After 14 years in Bolivia and many campaigns and promos to generate sales fast food juggernaut McDonalds was forced to pack up and leave the Latin American nation. They served Bolivians their last burgers Continue reading

Native American Political Prisoner Leonard Peltier On Thanksgiving

no-thanks-no-giving

You can celebrate whatever you want. An excuse to get together with friends and family is a good thing, I guess depending on your friends and family. If you chose not to celebrate or fast in protest that’s also fine. If you think everyone else is having a great time with lost of food today except you you’re wrong about that. I just wanted to share this today. You can have food for your belly but food for thought is also great. Continue reading

A Green Reality Check


Manifest Destiny: An Allegorical Painting by John Gast 1872

It’s one thing to need a reality check and another to want one.

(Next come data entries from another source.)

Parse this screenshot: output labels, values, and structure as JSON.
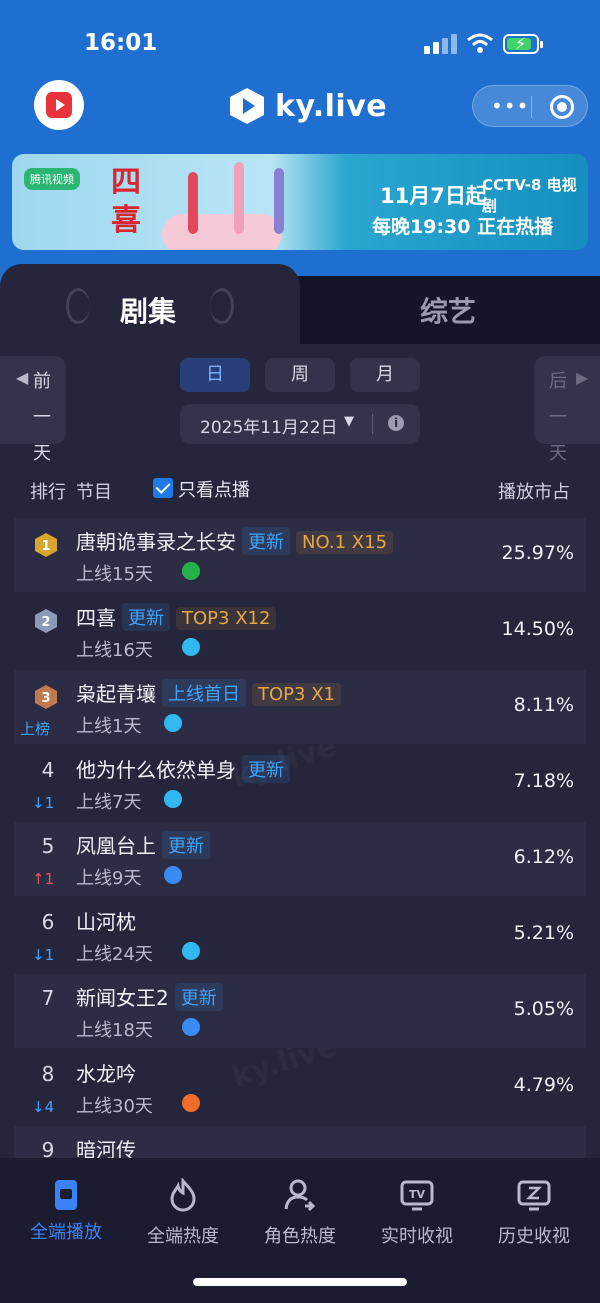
{
  "status_bar": {
    "time": "16:01"
  },
  "app": {
    "brand": "ky.live"
  },
  "banner": {
    "channel_tag": "腾讯视频",
    "drama_title": "四喜",
    "network": "CCTV-8 电视剧",
    "line1": "11月7日起",
    "line2": "每晚19:30 正在热播"
  },
  "tabs": [
    {
      "label": "剧集",
      "active": true
    },
    {
      "label": "综艺",
      "active": false
    }
  ],
  "date_nav": {
    "prev_label": "前一天",
    "next_label": "后一天",
    "periods": [
      {
        "label": "日",
        "active": true
      },
      {
        "label": "周",
        "active": false
      },
      {
        "label": "月",
        "active": false
      }
    ],
    "date": "2025年11月22日"
  },
  "table": {
    "col_rank": "排行",
    "col_show": "节目",
    "filter_label": "只看点播",
    "filter_checked": true,
    "col_share": "播放市占",
    "rows": [
      {
        "rank": "1",
        "title": "唐朝诡事录之长安",
        "tags": [
          {
            "type": "new",
            "text": "更新"
          },
          {
            "type": "top",
            "text": "NO.1 X15"
          }
        ],
        "days": "上线15天",
        "platform": "iqiyi",
        "move": "",
        "share": "25.97%"
      },
      {
        "rank": "2",
        "title": "四喜",
        "tags": [
          {
            "type": "new",
            "text": "更新"
          },
          {
            "type": "top",
            "text": "TOP3 X12"
          }
        ],
        "days": "上线16天",
        "platform": "tencent",
        "move": "",
        "share": "14.50%"
      },
      {
        "rank": "3",
        "title": "枭起青壤",
        "tags": [
          {
            "type": "new",
            "text": "上线首日"
          },
          {
            "type": "top",
            "text": "TOP3 X1"
          }
        ],
        "days": "上线1天",
        "platform": "tencent",
        "move": "上榜",
        "share": "8.11%"
      },
      {
        "rank": "4",
        "title": "他为什么依然单身",
        "tags": [
          {
            "type": "new",
            "text": "更新"
          }
        ],
        "days": "上线7天",
        "platform": "tencent",
        "move": "↓1",
        "share": "7.18%"
      },
      {
        "rank": "5",
        "title": "凤凰台上",
        "tags": [
          {
            "type": "new",
            "text": "更新"
          }
        ],
        "days": "上线9天",
        "platform": "youku",
        "move": "↑1",
        "share": "6.12%"
      },
      {
        "rank": "6",
        "title": "山河枕",
        "tags": [],
        "days": "上线24天",
        "platform": "tencent",
        "move": "↓1",
        "share": "5.21%"
      },
      {
        "rank": "7",
        "title": "新闻女王2",
        "tags": [
          {
            "type": "new",
            "text": "更新"
          }
        ],
        "days": "上线18天",
        "platform": "youku",
        "move": "",
        "share": "5.05%"
      },
      {
        "rank": "8",
        "title": "水龙吟",
        "tags": [],
        "days": "上线30天",
        "platform": "mango",
        "move": "↓4",
        "share": "4.79%"
      },
      {
        "rank": "9",
        "title": "暗河传",
        "tags": [],
        "days": "",
        "platform": "",
        "move": "",
        "share": ""
      }
    ]
  },
  "bottom_nav": [
    {
      "label": "全端播放",
      "icon": "phone-play-icon",
      "active": true
    },
    {
      "label": "全端热度",
      "icon": "flame-icon",
      "active": false
    },
    {
      "label": "角色热度",
      "icon": "person-icon",
      "active": false
    },
    {
      "label": "实时收视",
      "icon": "tv-icon",
      "active": false
    },
    {
      "label": "历史收视",
      "icon": "history-tv-icon",
      "active": false
    }
  ],
  "colors": {
    "header_blue": "#1f6fd1",
    "accent_blue": "#3b82f6",
    "tag_orange": "#e5a744",
    "background": "#25253b"
  }
}
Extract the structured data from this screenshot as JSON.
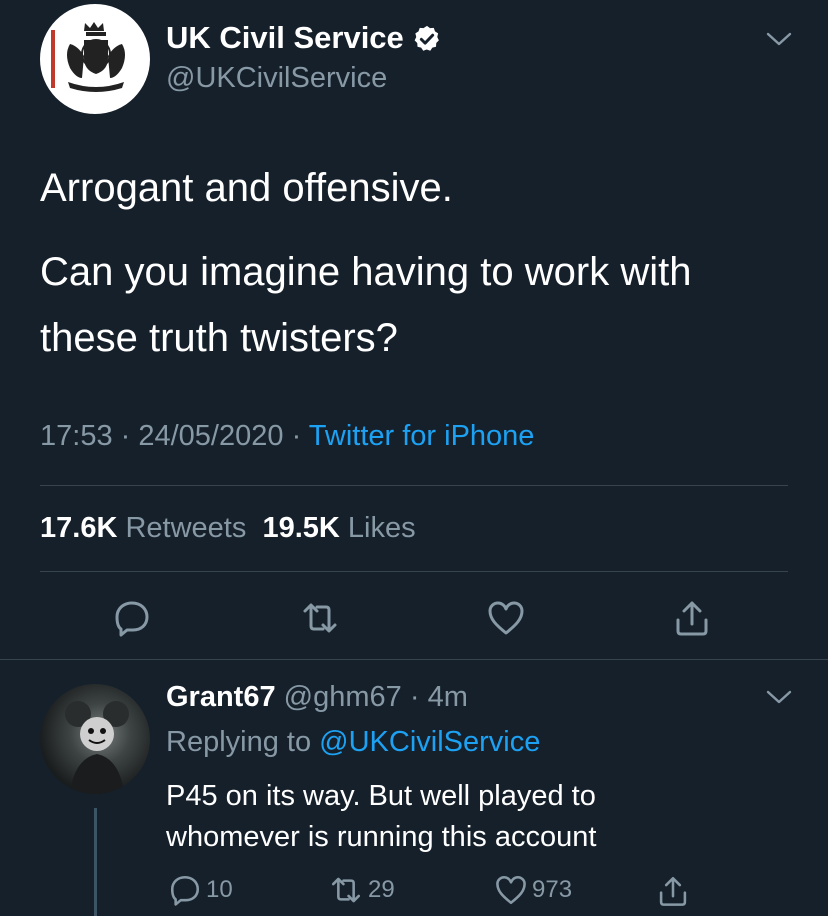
{
  "tweet": {
    "author_name": "UK Civil Service",
    "author_handle": "@UKCivilService",
    "text_line1": "Arrogant and offensive.",
    "text_line2": "Can you imagine having to work with",
    "text_line3": "these truth twisters?",
    "time": "17:53",
    "date": "24/05/2020",
    "source": "Twitter for iPhone",
    "retweet_count": "17.6K",
    "retweet_label": "Retweets",
    "like_count": "19.5K",
    "like_label": "Likes"
  },
  "reply": {
    "author_name": "Grant67",
    "author_handle": "@ghm67",
    "age": "4m",
    "replying_prefix": "Replying to",
    "replying_to": "@UKCivilService",
    "text_line1": "P45 on its way. But well played to",
    "text_line2": "whomever is running this account",
    "reply_count": "10",
    "retweet_count": "29",
    "like_count": "973"
  },
  "colors": {
    "background": "#15202b",
    "secondary_text": "#8899a6",
    "link": "#1da1f2",
    "divider": "#38444d"
  }
}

Ideas of sustainability, of what can make human life last on this planet, at times, will readily fall on deaf ears in a country whose creation myth is completely at odds with those concepts. On stolen land, with genocidal dreams, the work of building a country was as much on the backs of a stolen people as on the so called continent of North America. Continue reading

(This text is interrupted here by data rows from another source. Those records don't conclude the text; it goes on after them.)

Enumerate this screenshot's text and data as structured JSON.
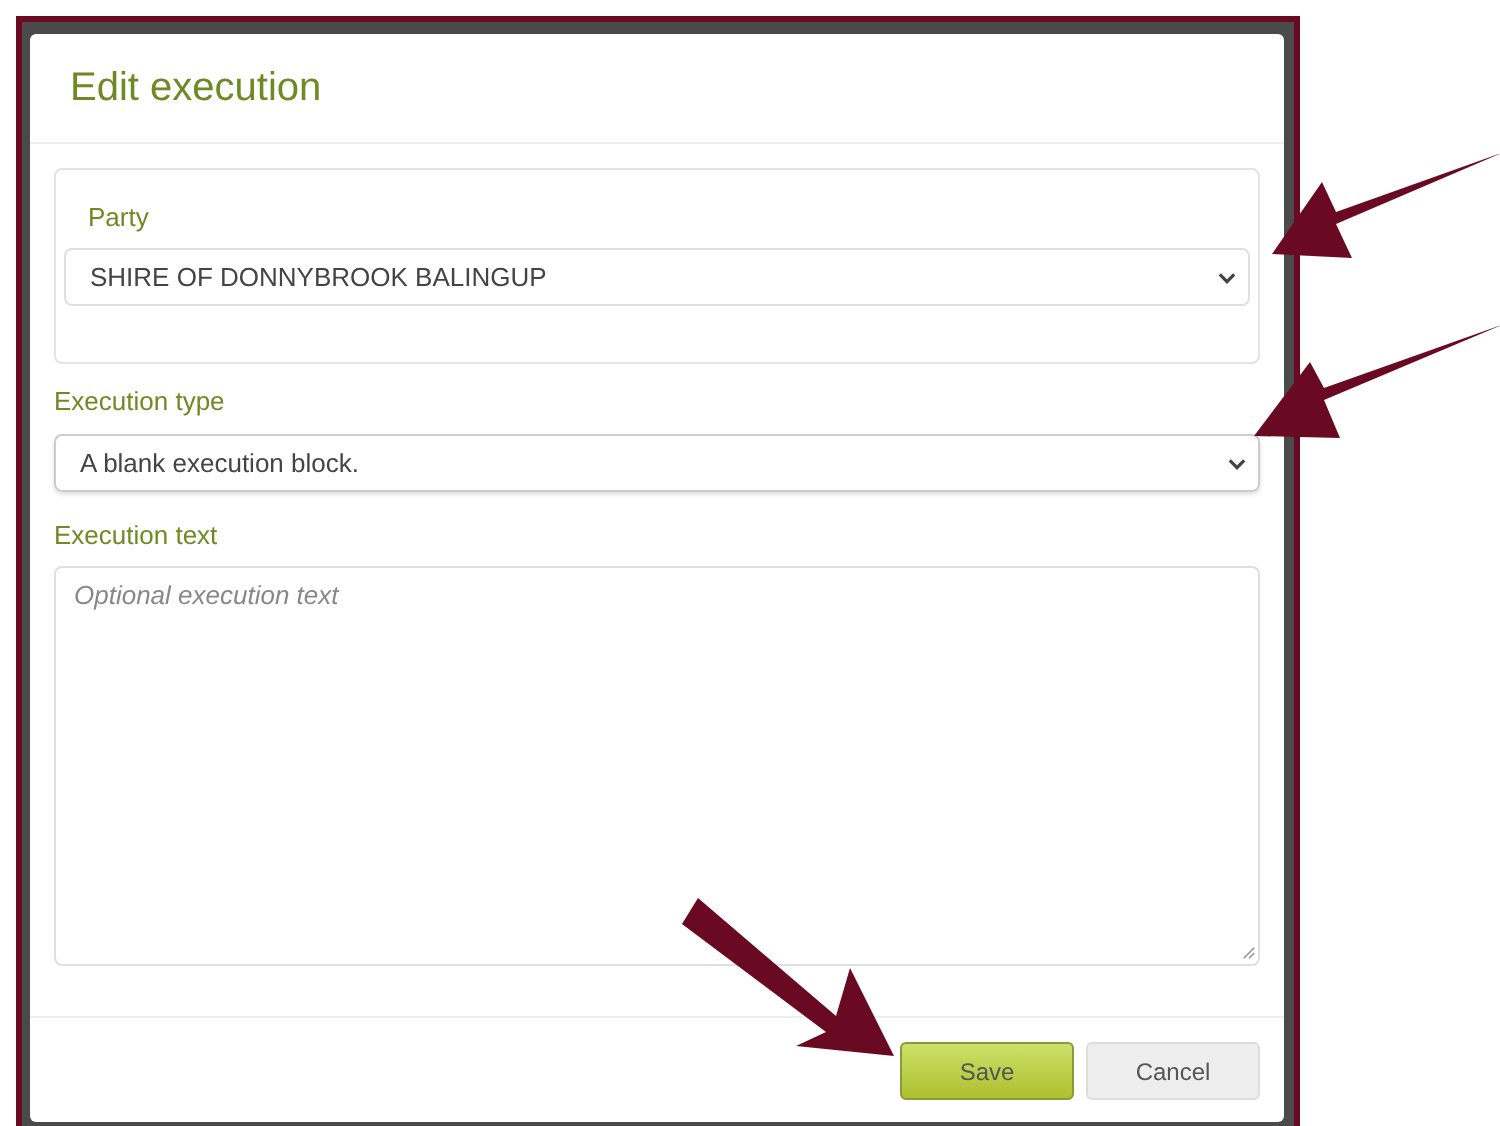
{
  "dialog": {
    "title": "Edit execution"
  },
  "party": {
    "label": "Party",
    "value": "SHIRE OF DONNYBROOK BALINGUP"
  },
  "execution_type": {
    "label": "Execution type",
    "value": "A blank execution block."
  },
  "execution_text": {
    "label": "Execution text",
    "placeholder": "Optional execution text"
  },
  "buttons": [
    {
      "label": "Save",
      "kind": "primary"
    },
    {
      "label": "Cancel",
      "kind": "secondary"
    }
  ]
}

A New Contract With The Planet


A Bolivian Guarani native woman at the Cochabamba Conference

On April 22, the 40th Earth Day, in Cochabamba, Bolivia the nation’s president Evo Morales organized an alternative to the Copenhagen Climate Change Conference Accord. People’s Conference on Climate Change and the Rights of Mother Earth was forged. There were 25,000 Bolivian climate activists, politicians, intellectuals, scientists and celebrities, more than 15,000 indigenous people and thousands of grass roots groups from over 100 countries in attendance. Read more about it HERE

Topics discussed included local agriculture, the rights of indigenous people, halting climate change and social reconstruction.

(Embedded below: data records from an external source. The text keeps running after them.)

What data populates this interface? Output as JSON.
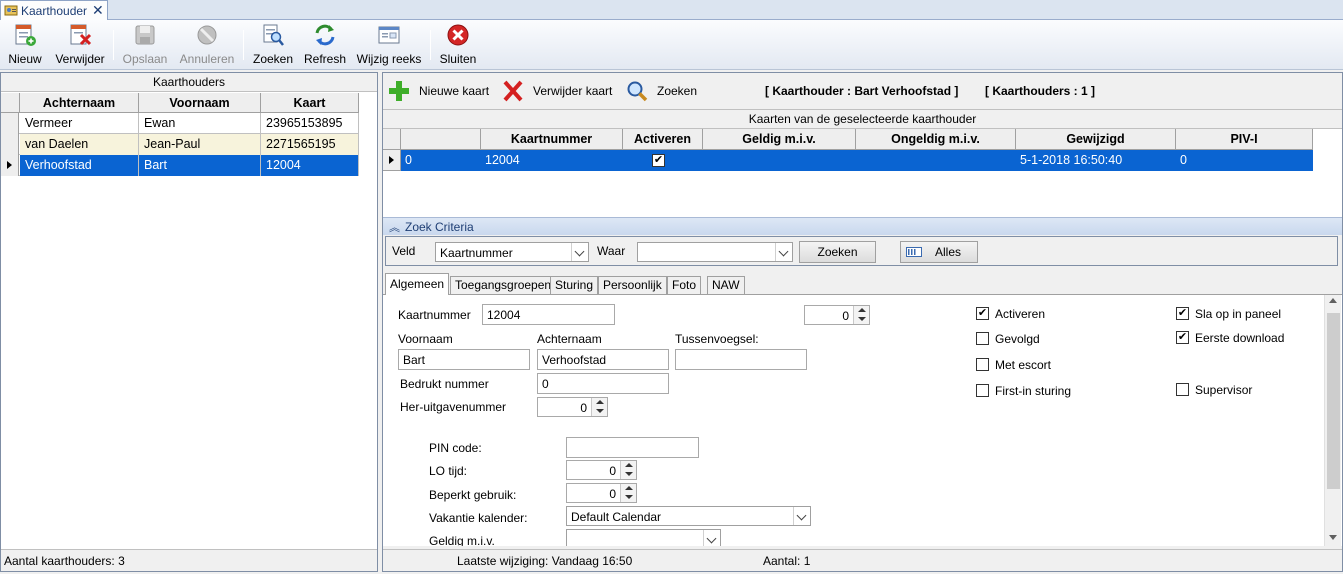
{
  "tab": {
    "label": "Kaarthouder"
  },
  "toolbar": {
    "nieuw": "Nieuw",
    "verwijder": "Verwijder",
    "opslaan": "Opslaan",
    "annuleren": "Annuleren",
    "zoeken": "Zoeken",
    "refresh": "Refresh",
    "wijzig_reeks": "Wijzig reeks",
    "sluiten": "Sluiten"
  },
  "left": {
    "caption": "Kaarthouders",
    "columns": [
      "Achternaam",
      "Voornaam",
      "Kaart"
    ],
    "rows": [
      [
        "Vermeer",
        "Ewan",
        "23965153895"
      ],
      [
        "van Daelen",
        "Jean-Paul",
        "2271565195"
      ],
      [
        "Verhoofstad",
        "Bart",
        "12004"
      ]
    ],
    "status": "Aantal kaarthouders: 3"
  },
  "right_toolbar": {
    "nieuwe_kaart": "Nieuwe kaart",
    "verwijder_kaart": "Verwijder kaart",
    "zoeken": "Zoeken",
    "info_kaarthouder": "[ Kaarthouder : Bart Verhoofstad ]",
    "info_count": "[ Kaarthouders : 1 ]"
  },
  "cards": {
    "caption": "Kaarten van de geselecteerde kaarthouder",
    "columns": [
      "Kaartnummer",
      "Activeren",
      "Geldig m.i.v.",
      "Ongeldig m.i.v.",
      "Gewijzigd",
      "PIV-I"
    ],
    "row": {
      "id": "0",
      "kaartnummer": "12004",
      "activeren": true,
      "geldig": "",
      "ongeldig": "",
      "gewijzigd": "5-1-2018 16:50:40",
      "pivi": "0"
    }
  },
  "zoek": {
    "title": "Zoek Criteria",
    "veld_label": "Veld",
    "veld_value": "Kaartnummer",
    "waar_label": "Waar",
    "waar_value": "",
    "zoeken_btn": "Zoeken",
    "alles_btn": "Alles"
  },
  "tabs": [
    "Algemeen",
    "Toegangsgroepen",
    "Sturing",
    "Persoonlijk",
    "Foto",
    "NAW"
  ],
  "form": {
    "kaartnummer_label": "Kaartnummer",
    "kaartnummer": "12004",
    "extra_num": "0",
    "voornaam_label": "Voornaam",
    "voornaam": "Bart",
    "achternaam_label": "Achternaam",
    "achternaam": "Verhoofstad",
    "tussen_label": "Tussenvoegsel:",
    "tussen": "",
    "bedrukt_label": "Bedrukt nummer",
    "bedrukt": "0",
    "heruit_label": "Her-uitgavenummer",
    "heruit": "0",
    "pin_label": "PIN code:",
    "pin": "",
    "lo_label": "LO tijd:",
    "lo": "0",
    "beperkt_label": "Beperkt gebruik:",
    "beperkt": "0",
    "vakantie_label": "Vakantie kalender:",
    "vakantie": "Default Calendar",
    "geldig_label": "Geldig m.i.v.",
    "geldig": ""
  },
  "checks": {
    "activeren": {
      "label": "Activeren",
      "checked": true
    },
    "gevolgd": {
      "label": "Gevolgd",
      "checked": false
    },
    "met_escort": {
      "label": "Met escort",
      "checked": false
    },
    "first_in": {
      "label": "First-in sturing",
      "checked": false
    },
    "sla_op": {
      "label": "Sla op in paneel",
      "checked": true
    },
    "eerste_download": {
      "label": "Eerste download",
      "checked": true
    },
    "supervisor": {
      "label": "Supervisor",
      "checked": false
    }
  },
  "status": {
    "laatste": "Laatste wijziging: Vandaag 16:50",
    "aantal": "Aantal: 1"
  }
}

They site imperialism and specifically capitalism as the major cause of our warming planet. On May 7th Morales took this new contract with the planet to the United Nations. This is some of what those in attendance put forward as a better approach to the issue of climate change. Do you think you could agree to some of this? Continue reading

The Alaska Purchase: The Gift That Keeps On Giving

Photo Credit: Travel Alaska, Native girl with puppies

Years ago Alaska “belonged” to Russia then the United States “bought” it from Russia for $7.2 million on this day, March 30, in 1867. Initially the purchase wasn’t received well. Critics of President Andrew Johnson’s Secretary of State William H. Seward called the largely unexplored territory “Seward’s folly,” “Seward’s icebox,” and Andrew Johnson’s “polar bear garden”. My favorite is the polar bear garden one!

I guess the joke was on them because there was gold in them thar hills and oil and plenty of pipelineable land! Those are all good things, way better than nature and indigenous peoples. Continue reading